The reason these two were our main focuses is that Vermintide 2 is first and foremost a co-op game and only secondarily a single player experience. Therefore our choices are guided by getting people into multiplayer games and supporting that style of play.
They are intended to feel and play like human players as much as possible during normal gameplay. This is of course something that is very hard to achieve, we’ll never be able to achieve bots that can hold up to a human on close inspection. However, if we can achieve bots that function well, are not in the way and are not something that you actively have to think about then we’re in a good place. Thus, a lot of time is spent trying to identify and fix crucial situations where the bots goof up.
Since they are supposed to play like human players, the bots rarely cheat. Except for teleporting when they get stuck, they mostly use the same mechanics as a human player. Bots actually run the same code as players but control their character through virtual key presses on a virtual controller.
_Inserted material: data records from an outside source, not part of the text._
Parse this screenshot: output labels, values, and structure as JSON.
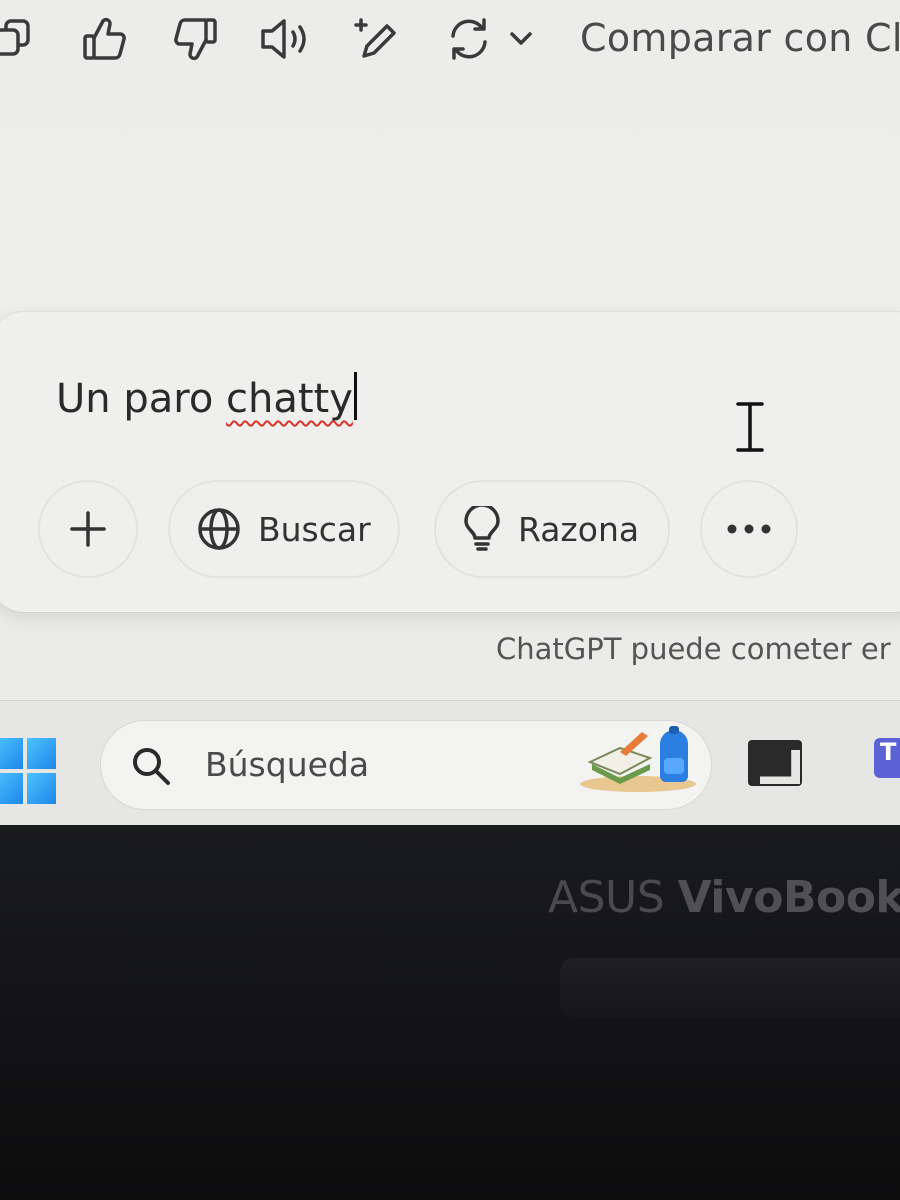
{
  "toolbar": {
    "compare_label": "Comparar con Cla",
    "icons": [
      "copy-icon",
      "thumbs-up-icon",
      "thumbs-down-icon",
      "speaker-icon",
      "edit-icon",
      "regenerate-icon",
      "chevron-down-icon"
    ]
  },
  "composer": {
    "text_before": "Un paro ",
    "text_misspelled": "chatty",
    "buttons": {
      "add_icon": "plus-icon",
      "search_label": "Buscar",
      "search_icon": "globe-icon",
      "reason_label": "Razona",
      "reason_icon": "lightbulb-icon",
      "more_icon": "ellipsis-icon"
    }
  },
  "disclaimer": "ChatGPT puede cometer er",
  "taskbar": {
    "search_placeholder": "Búsqueda",
    "apps": [
      "windows-start-icon",
      "widgets-icon",
      "dark-app-icon",
      "teams-icon"
    ],
    "teams_letter": "T"
  },
  "device": {
    "brand_light": "ASUS ",
    "brand_bold": "VivoBook"
  },
  "colors": {
    "screen_bg": "#eeeeec",
    "spellcheck_underline": "#d9342b",
    "windows_blue": "#1f86e8",
    "bezel": "#121214"
  }
}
They even have a system for simulating aiming in order to lessen the amount of faster-than-human reaction shots. All of these things are done since we don’t want to teach the player that his or her teammates should be able to do things that only a bot can do.
THE FUTURE FOR BOTS IN VERMINTIDE 2
In the future we will continue to improve the path following of the bots, resolving situations where they can get stuck or unable to reach the player, improve their combat capabilities whilst in hordes and improve their pathing when dealing with bosses.
We also hope to look into new features that grant you more control, such as the much requested ability to pick up grimoires. Being able to pick up grimoires would require some new kind of interface so that there is a way to let the bot know when you want it to pick up a grimoire and when it is time to throw it away in order to survive the day.
Simply having the bots immediately pick up grimoires won’t do, perhaps you had planned for your friend to take it, perhaps you are in bad situation where picking up a grimoire would make it impossible to win or perhaps you are simply an exploring newcomer just trying to manage your way through recruit.
We also want to avoid implementing it by using the existing tagging functionality since this would mean that a tag could mean a multitude of things and result in unintended side effects. Perhaps you tagged a grimoire to communicate to your fellow human players that one of them should take it and having the bot take it in that case would be frustrating.
Whilst implementing this feature we would also have a look at improving the bots tome carrying, so that you have a way of telling the bot to keep the tome. The bots will currently prioritize healing items before tomes since there is no way of letting the bot know that you want it to commit to the tome. If the bots would always keep the tome without any input from the player it could lead to situations where they or a fellow teammate later on would die due to not having brought along a healing item, something that would be especially frustrating for new players. Simply put, a player must be able to decide what is more important to maximize at the moment: survivability or the amount of tomes.
Gameplay Programmer (Enemy AI / Player Bot AI)